How to Properly Socialize Your Dog

To socialize your dog effectively, start by gradually exposing them to new people, places, and situations. Allow them to interact with other dogs in controlled environments, such as obedience classes or dog parks. Always ensure these interactions are positive and supervised. Positive reinforcement training, where you reward your dog for calm and appropriate behavior, can also be an effective tool.

Training Techniques to Curb Aggression

Implementing appropriate training techniques is essential in redirecting your dog's aggressive behavior towards a more desirable response. Two widely used methods for addressing dog aggression are positive reinforcement training and desensitization and counterconditioning.

Positive Reinforcement Training

Positive reinforcement training involves rewarding your dog for desired behaviors rather than punishing them for unwanted ones. By using rewards such as treats, praise, and play, your dog will associate good behavior with pleasant outcomes. This approach helps your dog understand what is expected of them and encourages positive responses instead of aggression.

Desensitization and Counterconditioning

Desensitization and counterconditioning involve gradually exposing your dog to the stimuli that trigger their aggression, while simultaneously teaching them an alternative and positive response. This process assists your dog in reassociating the triggers with positive experiences, reducing their aggressive response over time.

Seeking Professional Help

While many dog owners can address their dog's aggression with proper training and management techniques, there are instances where professional intervention may be necessary.

When to Consult a Professional

If your dog's aggression poses a serious risk to their safety, other dogs, or people, it is best to seek guidance from a professional dog behaviorist or trainer. They have the expertise to assess your dog's behavior, identify the underlying issues, and develop a tailored behavior modification plan to help address the aggression effectively.

What to Expect from a Dog Behaviorist

A dog behaviorist will work closely with you and your dog to understand the triggers and causes of their aggression. They will teach you humane and effective techniques to modify their behavior while prioritizing their welfare. Remember that not all aggression can be completely eliminated, but the goal is to manage and minimize it to ensure a safer environment for all.

Maintaining a Peaceful Environment Post-Training

After successfully addressing your dog's aggression, it is crucial to maintain a consistent and peaceful environment. Here are a few tips to help you achieve this:

Consistency in Training

Continue reinforcing positive behaviors and providing consistent boundaries for your dog. Consistency is key in minimizing the chances of their aggression resurfacing. Ensure that all family members and individuals who interact with your dog are familiar with the training techniques and enforce them consistently.

Monitoring Your Dog's Behavior

Regularly monitor your dog's behavior and watch for any signs of aggression or triggers. By being vigilant and proactive, you can intervene and redirect their behavior before it escalates. If you notice any concerning changes, consult with a professional to address them promptly.

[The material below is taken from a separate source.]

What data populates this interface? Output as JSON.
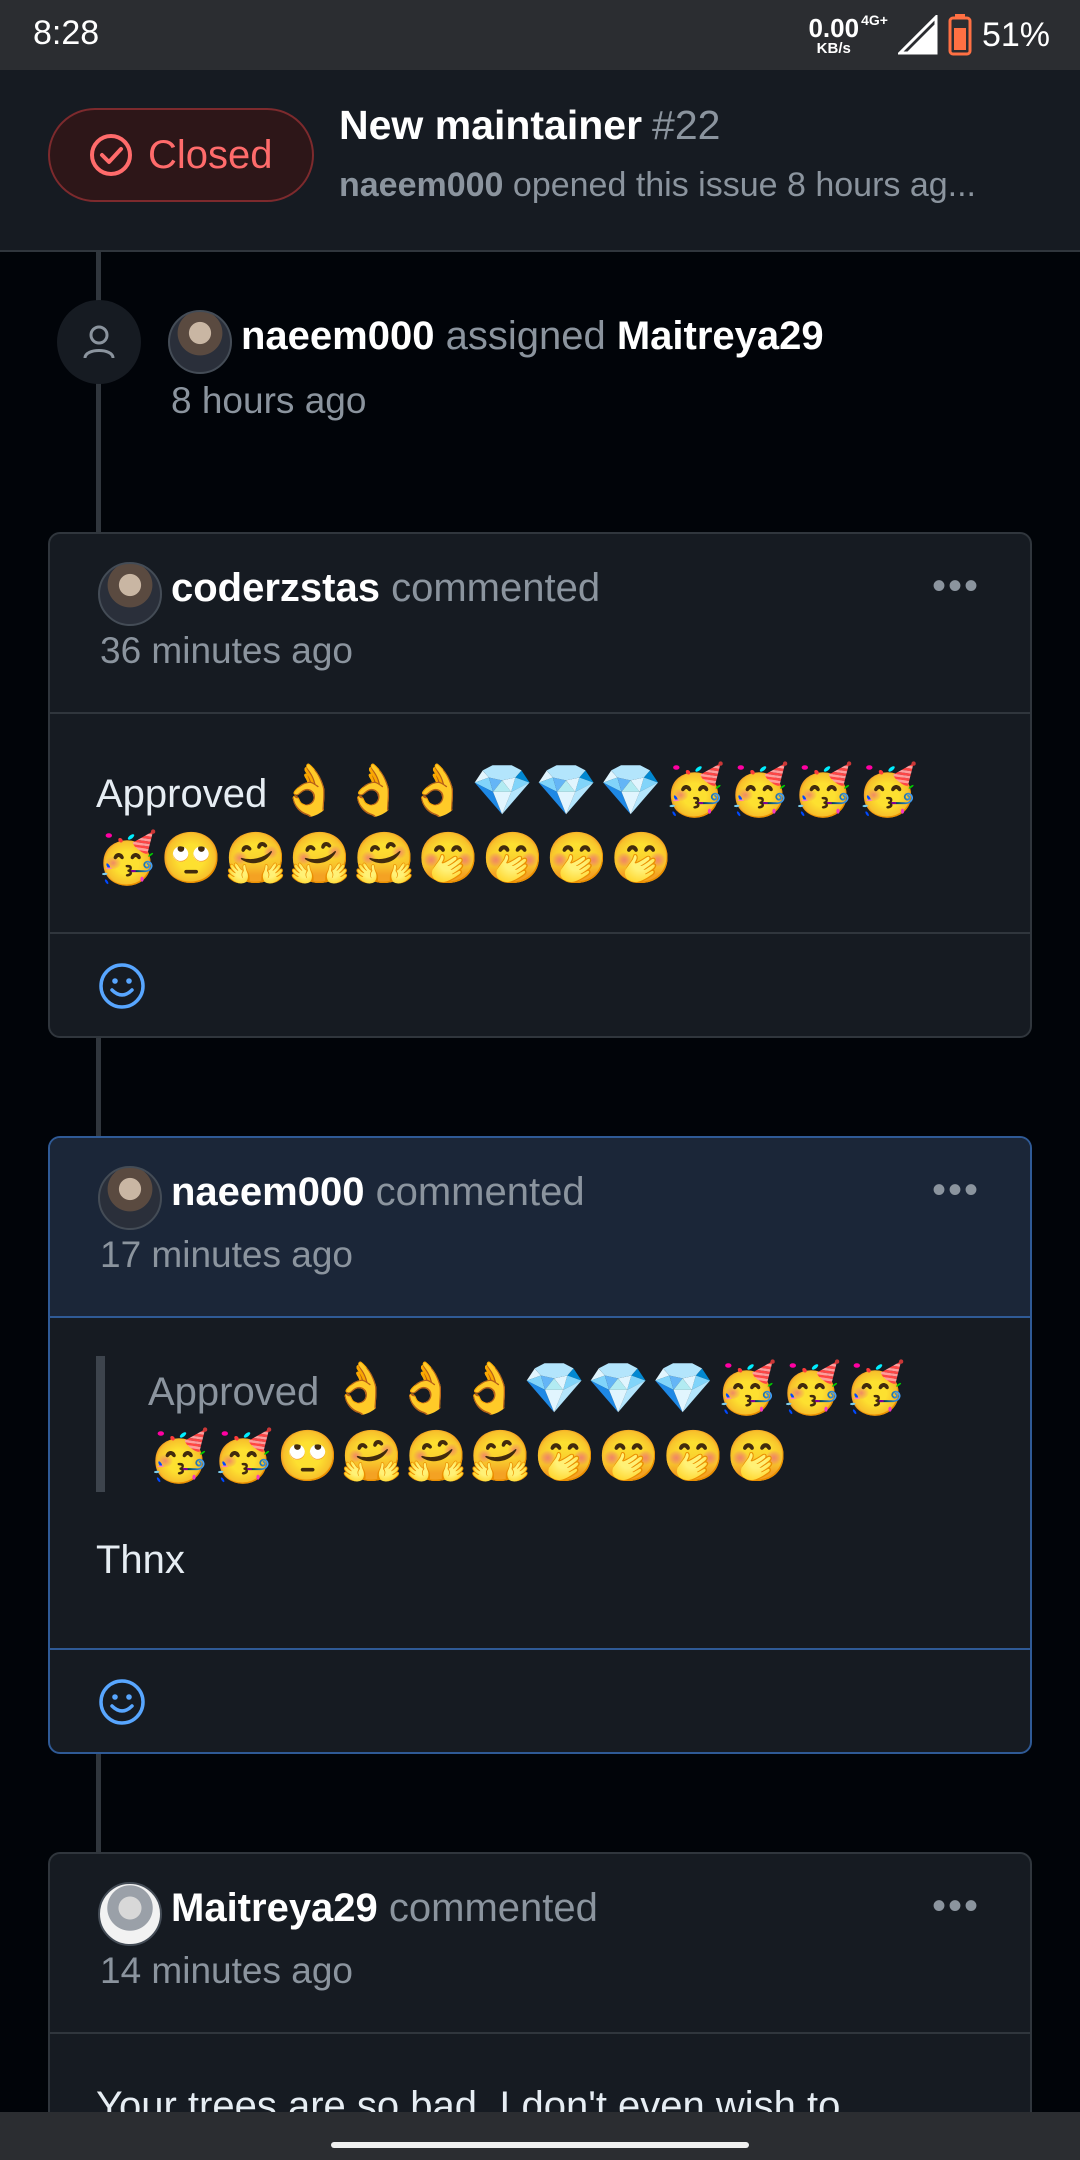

Remember, every dog is unique, and the approach to addressing aggression should be tailored to their individual needs. While the strategies mentioned in this article are effective in many cases, it is vital to consult with your veterinarian or a qualified professional before implementing any training or behavior modification techniques. They can provide additional guidance and support specific to your dog's situation.

By taking these steps and investing time and effort in understanding and addressing your dog's aggression, you can help create a safer and happier environment for both your dog and those around them.


Kibbies is the dry dog food made with whole, fresh ingredients

Shop Kibbies
Arrow Pointing Right
Check out more dog training articles below!